● **What you should do**
Only the lines that hold "icon" should be in the answer, each copied from the data below.

● **Supplied entries**
>>>>
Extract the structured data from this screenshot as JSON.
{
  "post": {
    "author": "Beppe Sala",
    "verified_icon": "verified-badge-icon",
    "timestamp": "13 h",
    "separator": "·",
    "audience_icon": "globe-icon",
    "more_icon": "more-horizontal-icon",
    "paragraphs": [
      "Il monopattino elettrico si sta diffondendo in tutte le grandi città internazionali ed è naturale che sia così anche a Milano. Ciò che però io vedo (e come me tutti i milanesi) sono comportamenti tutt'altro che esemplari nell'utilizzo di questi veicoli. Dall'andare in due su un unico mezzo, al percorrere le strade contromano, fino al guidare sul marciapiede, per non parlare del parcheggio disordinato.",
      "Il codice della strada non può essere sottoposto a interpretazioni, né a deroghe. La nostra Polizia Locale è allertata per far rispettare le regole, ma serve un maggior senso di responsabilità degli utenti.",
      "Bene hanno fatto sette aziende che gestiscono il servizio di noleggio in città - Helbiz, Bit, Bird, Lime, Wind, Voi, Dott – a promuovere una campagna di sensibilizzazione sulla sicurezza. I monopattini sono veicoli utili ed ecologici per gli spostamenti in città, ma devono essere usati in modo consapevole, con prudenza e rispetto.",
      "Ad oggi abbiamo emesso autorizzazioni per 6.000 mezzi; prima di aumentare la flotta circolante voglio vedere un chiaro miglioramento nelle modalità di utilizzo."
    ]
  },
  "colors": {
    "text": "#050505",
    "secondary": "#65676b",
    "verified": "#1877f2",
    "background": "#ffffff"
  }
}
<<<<
● **Response to this task**
    "verified_icon": "verified-badge-icon",
    "audience_icon": "globe-icon",
    "more_icon": "more-horizontal-icon",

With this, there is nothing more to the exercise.